    Mike, this entire article would at least make some sense if something like Google search and Microsoft software are disruptive. In fact they are highly complementry, one thrives because of the other, and would not thrive without it.

    Its the same for hardware. Hardware, software and what you can do with that software and what services you can gain access too are all complementry technologies.

    Google are trying to move into the software market, and MS is moving into the search market, they are both working on cloud solutions.

    Thats how commerce works Mike, companies provide things that people are willing to pay for, that do what they want and expect them to do, in turn the company provides ongoing support and improvements to keep existing customers and gain more customers.

    Maybe you can explain how the development of the internet or in search systems was a disruption to CPU or software manufactures ?

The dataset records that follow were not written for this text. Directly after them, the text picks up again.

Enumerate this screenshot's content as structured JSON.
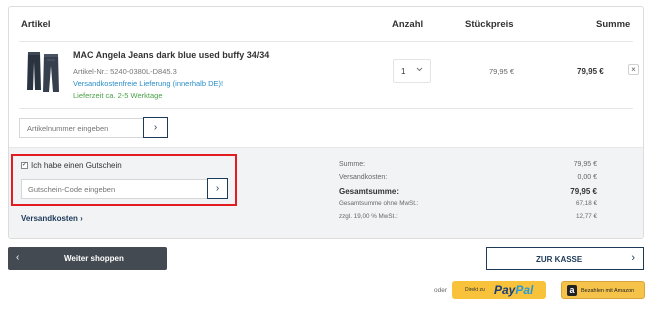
{
  "header": {
    "col_article": "Artikel",
    "col_quantity": "Anzahl",
    "col_unit_price": "Stückpreis",
    "col_sum": "Summe"
  },
  "item": {
    "title": "MAC Angela Jeans dark blue used buffy 34/34",
    "article_nr": "Artikel-Nr.: 5240-0380L-D845.3",
    "shipping_note": "Versandkostenfreie Lieferung (innerhalb DE)!",
    "delivery_time": "Lieferzeit ca. 2-5 Werktage",
    "quantity": "1",
    "unit_price": "79,95 €",
    "sum": "79,95 €",
    "remove_glyph": "×",
    "thumbnail_icon": "jeans-thumbnail"
  },
  "article_input": {
    "placeholder": "Artikelnummer eingeben",
    "button_glyph": "›"
  },
  "voucher": {
    "checkbox_label": "Ich habe einen Gutschein",
    "checked": true,
    "placeholder": "Gutschein-Code eingeben",
    "button_glyph": "›",
    "highlight_color": "#e31b23"
  },
  "shipping_link": "Versandkosten ›",
  "totals": {
    "subtotal_label": "Summe:",
    "subtotal_value": "79,95 €",
    "shipping_label": "Versandkosten:",
    "shipping_value": "0,00 €",
    "total_label": "Gesamtsumme:",
    "total_value": "79,95 €",
    "net_label": "Gesamtsumme ohne MwSt.:",
    "net_value": "67,18 €",
    "vat_label": "zzgl. 19,00 % MwSt.:",
    "vat_value": "12,77 €"
  },
  "actions": {
    "continue_shopping": "Weiter shoppen",
    "continue_arrow": "‹",
    "checkout": "ZUR KASSE",
    "checkout_arrow": "›",
    "or": "oder",
    "paypal_prefix": "Direkt zu",
    "paypal_brand_1": "Pay",
    "paypal_brand_2": "Pal",
    "amazon_logo_letter": "a",
    "amazon_label": "Bezahlen mit Amazon"
  },
  "colors": {
    "brand_navy": "#1d3a59",
    "dark_button": "#444a52",
    "link_blue": "#2a8ec7",
    "delivery_green": "#4aa14a",
    "paypal_yellow": "#f8c33b"
  }
}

    It was not, it was complementry, and enabling, ie one could not exist without the other components.

    Sure you can live without search, but you can do much usefull stuff without a computer or software.

    So if you can, Mike please give us some examples of REAL disruptive technologies, not complementry technologies.

    The internal combustion engine was a disruptive technology to steam engines. The transistor was disruptive to valve technology, the IC was disruptive to the trasistor technology, ACIS's disrupt CPUS, GPS's disrupt CPU's and so on.

    But all these 'disruptions' only occur because something is better, cheaper, faster, more efficient and so on, its not popular because its "disrupts" the status quo. That is a strawman argument. And its certainly not about individual companies, or even industries, its about technology advancement, it happens all the time, it greatly benifits mankind.

    But what you try to explain is not anything like the petrol engine disrupting steam technology, you try to make the case that "google search" is somehow 'disruptive'.. what too ?

    So people who use google search (or petrol engines) will never use an operating system or a word processor ?

    And being first certainly does not mean you are the best, or deserve any rights, should someone else do it better than you, people dont care. If there was an OS that was better than MS for a similar price or even more expensive people would quickly move to the new platform, by the new company. But its certainly not disruptive, unless it does something that replaces an existing (but not as good) technology. (like steam Vs ICE)

     

    reply to this | link to this | view in thread ]

  46.  
    identicon
    MRR, Dec 1st, 2010 @ 8:01am

    Technologi is moving so fast these days that you get changes so often and have to keep updated daily. Baycooler Computer Fans

     

    reply to this | link to this | view in thread ]

  47.  
    identicon
    sandra, Dec 1st, 2010 @ 9:23am

    There is a load written about green tech stuff! Dog Training Guides

     

    reply to this | link to this | view in thread ]

  48.  
    icon
    TechNoidFREAK (profile), Dec 28th, 2010 @ 11:10am

    Corporate fat cats think they know everything...

    Big corporate managers and executives all think that they have enough experience to know WHERE WHEN HOW AND WHY the industry is gonna turn. It's their own pride which is their own demise honestly...

    And now that the internet is overall MAJORITY saturated w/ affiliate marketing guru's, entrepreneurships, and what not.. it's a huge business.

    Sucks 2 be them..

     

    reply to this | link to this | view in thread ]


Add Your Comment

Have a Techdirt Account? Sign in now. Want one? Register here
Get Techdirt’s Daily Email
Save me a cookie
  • Note: A CRLF will be replaced by a break tag (<br>), all other allowable HTML will remain intact
  • Allowed HTML Tags: <b> <i> <a> <em> <br> <strong> <blockquote> <hr> <tt>
Follow Techdirt
A word from our sponsors...
Essential Reading
Techdirt Reading List
Techdirt Insider Chat
A word from our sponsors...
Recent Stories
A word from our sponsors...

Close

Email This